### What the task requires
Can you reproduce the data beneath, keeping every line exact?

━━━━━━━━

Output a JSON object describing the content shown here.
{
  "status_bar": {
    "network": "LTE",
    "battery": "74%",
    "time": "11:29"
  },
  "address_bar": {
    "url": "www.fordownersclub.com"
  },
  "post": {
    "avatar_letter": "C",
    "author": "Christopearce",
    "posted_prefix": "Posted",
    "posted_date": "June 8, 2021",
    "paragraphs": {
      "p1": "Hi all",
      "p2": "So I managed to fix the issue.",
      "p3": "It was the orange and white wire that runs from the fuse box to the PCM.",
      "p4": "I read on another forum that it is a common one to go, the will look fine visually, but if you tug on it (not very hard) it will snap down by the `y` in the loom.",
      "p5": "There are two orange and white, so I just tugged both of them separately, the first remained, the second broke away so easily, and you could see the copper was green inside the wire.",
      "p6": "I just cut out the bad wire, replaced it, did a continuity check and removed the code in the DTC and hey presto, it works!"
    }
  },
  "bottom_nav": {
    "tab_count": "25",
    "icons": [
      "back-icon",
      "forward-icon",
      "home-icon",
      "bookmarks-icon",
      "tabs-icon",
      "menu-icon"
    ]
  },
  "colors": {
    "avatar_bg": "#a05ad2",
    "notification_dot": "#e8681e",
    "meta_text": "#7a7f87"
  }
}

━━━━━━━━

### Task result
Output a JSON object describing the content shown here.
{
  "status_bar": {
    "network": "LTE",
    "battery": "74%",
    "time": "11:29"
  },
  "address_bar": {
    "url": "www.fordownersclub.com"
  },
  "post": {
    "avatar_letter": "C",
    "author": "Christopearce",
    "posted_prefix": "Posted",
    "posted_date": "June 8, 2021",
    "paragraphs": {
      "p1": "Hi all",
      "p2": "So I managed to fix the issue.",
      "p3": "It was the orange and white wire that runs from the fuse box to the PCM.",
      "p4": "I read on another forum that it is a common one to go, the will look fine visually, but if you tug on it (not very hard) it will snap down by the `y` in the loom.",
      "p5": "There are two orange and white, so I just tugged both of them separately, the first remained, the second broke away so easily, and you could see the copper was green inside the wire.",
      "p6": "I just cut out the bad wire, replaced it, did a continuity check and removed the code in the DTC and hey presto, it works!"
    }
  },
  "bottom_nav": {
    "tab_count": "25",
    "icons": [
      "back-icon",
      "forward-icon",
      "home-icon",
      "bookmarks-icon",
      "tabs-icon",
      "menu-icon"
    ]
  },
  "colors": {
    "avatar_bg": "#a05ad2",
    "notification_dot": "#e8681e",
    "meta_text": "#7a7f87"
  }
}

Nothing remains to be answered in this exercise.